== To do ==
Whatever the records below say, write them all out exactly.

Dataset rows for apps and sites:
----------------

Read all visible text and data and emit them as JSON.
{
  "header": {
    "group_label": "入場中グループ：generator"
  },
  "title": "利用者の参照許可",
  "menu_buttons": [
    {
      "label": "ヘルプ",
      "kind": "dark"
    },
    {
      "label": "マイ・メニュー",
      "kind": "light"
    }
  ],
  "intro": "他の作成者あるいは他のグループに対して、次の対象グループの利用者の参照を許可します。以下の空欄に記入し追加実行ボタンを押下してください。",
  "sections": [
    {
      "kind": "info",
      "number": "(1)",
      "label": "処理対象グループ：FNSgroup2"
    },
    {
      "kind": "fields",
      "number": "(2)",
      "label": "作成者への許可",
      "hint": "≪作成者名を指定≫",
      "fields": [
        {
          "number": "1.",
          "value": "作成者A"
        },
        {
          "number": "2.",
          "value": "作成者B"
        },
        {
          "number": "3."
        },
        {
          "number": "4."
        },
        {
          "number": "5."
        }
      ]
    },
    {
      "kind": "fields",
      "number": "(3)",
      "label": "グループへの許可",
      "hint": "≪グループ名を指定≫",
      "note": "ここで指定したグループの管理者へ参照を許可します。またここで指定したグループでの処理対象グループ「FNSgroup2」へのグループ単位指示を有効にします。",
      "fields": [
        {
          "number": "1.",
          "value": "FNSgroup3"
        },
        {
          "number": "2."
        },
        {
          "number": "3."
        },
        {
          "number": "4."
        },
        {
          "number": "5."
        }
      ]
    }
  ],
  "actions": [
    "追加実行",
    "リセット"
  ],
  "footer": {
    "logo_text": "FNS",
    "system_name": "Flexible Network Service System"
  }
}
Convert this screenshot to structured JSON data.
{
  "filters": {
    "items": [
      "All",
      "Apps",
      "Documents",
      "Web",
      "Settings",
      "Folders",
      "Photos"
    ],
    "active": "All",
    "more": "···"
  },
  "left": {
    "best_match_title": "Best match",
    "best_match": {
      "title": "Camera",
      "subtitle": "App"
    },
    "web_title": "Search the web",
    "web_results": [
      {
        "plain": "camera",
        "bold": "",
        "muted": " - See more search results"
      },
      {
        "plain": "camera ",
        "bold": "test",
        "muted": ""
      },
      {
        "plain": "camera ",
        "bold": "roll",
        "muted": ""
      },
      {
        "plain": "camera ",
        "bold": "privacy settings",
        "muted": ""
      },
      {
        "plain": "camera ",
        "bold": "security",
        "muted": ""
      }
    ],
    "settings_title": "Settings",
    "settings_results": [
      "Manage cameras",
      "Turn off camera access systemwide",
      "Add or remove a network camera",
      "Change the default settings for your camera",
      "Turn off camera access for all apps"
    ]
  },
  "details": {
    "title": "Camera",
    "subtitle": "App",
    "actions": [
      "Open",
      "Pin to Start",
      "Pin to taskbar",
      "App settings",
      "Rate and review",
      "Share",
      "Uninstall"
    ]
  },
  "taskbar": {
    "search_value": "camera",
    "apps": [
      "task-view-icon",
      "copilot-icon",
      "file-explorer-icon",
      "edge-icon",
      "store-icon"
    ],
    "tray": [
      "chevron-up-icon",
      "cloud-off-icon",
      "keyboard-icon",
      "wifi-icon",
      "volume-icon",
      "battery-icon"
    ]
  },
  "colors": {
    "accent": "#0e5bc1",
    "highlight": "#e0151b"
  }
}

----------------

== Solution ==
Read all visible text and data and emit them as JSON.
{
  "header": {
    "group_label": "入場中グループ：generator"
  },
  "title": "利用者の参照許可",
  "menu_buttons": [
    {
      "label": "ヘルプ",
      "kind": "dark"
    },
    {
      "label": "マイ・メニュー",
      "kind": "light"
    }
  ],
  "intro": "他の作成者あるいは他のグループに対して、次の対象グループの利用者の参照を許可します。以下の空欄に記入し追加実行ボタンを押下してください。",
  "sections": [
    {
      "kind": "info",
      "number": "(1)",
      "label": "処理対象グループ：FNSgroup2"
    },
    {
      "kind": "fields",
      "number": "(2)",
      "label": "作成者への許可",
      "hint": "≪作成者名を指定≫",
      "fields": [
        {
          "number": "1.",
          "value": "作成者A"
        },
        {
          "number": "2.",
          "value": "作成者B"
        },
        {
          "number": "3."
        },
        {
          "number": "4."
        },
        {
          "number": "5."
        }
      ]
    },
    {
      "kind": "fields",
      "number": "(3)",
      "label": "グループへの許可",
      "hint": "≪グループ名を指定≫",
      "note": "ここで指定したグループの管理者へ参照を許可します。またここで指定したグループでの処理対象グループ「FNSgroup2」へのグループ単位指示を有効にします。",
      "fields": [
        {
          "number": "1.",
          "value": "FNSgroup3"
        },
        {
          "number": "2."
        },
        {
          "number": "3."
        },
        {
          "number": "4."
        },
        {
          "number": "5."
        }
      ]
    }
  ],
  "actions": [
    "追加実行",
    "リセット"
  ],
  "footer": {
    "logo_text": "FNS",
    "system_name": "Flexible Network Service System"
  }
}
Convert this screenshot to structured JSON data.
{
  "filters": {
    "items": [
      "All",
      "Apps",
      "Documents",
      "Web",
      "Settings",
      "Folders",
      "Photos"
    ],
    "active": "All",
    "more": "···"
  },
  "left": {
    "best_match_title": "Best match",
    "best_match": {
      "title": "Camera",
      "subtitle": "App"
    },
    "web_title": "Search the web",
    "web_results": [
      {
        "plain": "camera",
        "bold": "",
        "muted": " - See more search results"
      },
      {
        "plain": "camera ",
        "bold": "test",
        "muted": ""
      },
      {
        "plain": "camera ",
        "bold": "roll",
        "muted": ""
      },
      {
        "plain": "camera ",
        "bold": "privacy settings",
        "muted": ""
      },
      {
        "plain": "camera ",
        "bold": "security",
        "muted": ""
      }
    ],
    "settings_title": "Settings",
    "settings_results": [
      "Manage cameras",
      "Turn off camera access systemwide",
      "Add or remove a network camera",
      "Change the default settings for your camera",
      "Turn off camera access for all apps"
    ]
  },
  "details": {
    "title": "Camera",
    "subtitle": "App",
    "actions": [
      "Open",
      "Pin to Start",
      "Pin to taskbar",
      "App settings",
      "Rate and review",
      "Share",
      "Uninstall"
    ]
  },
  "taskbar": {
    "search_value": "camera",
    "apps": [
      "task-view-icon",
      "copilot-icon",
      "file-explorer-icon",
      "edge-icon",
      "store-icon"
    ],
    "tray": [
      "chevron-up-icon",
      "cloud-off-icon",
      "keyboard-icon",
      "wifi-icon",
      "volume-icon",
      "battery-icon"
    ]
  },
  "colors": {
    "accent": "#0e5bc1",
    "highlight": "#e0151b"
  }
}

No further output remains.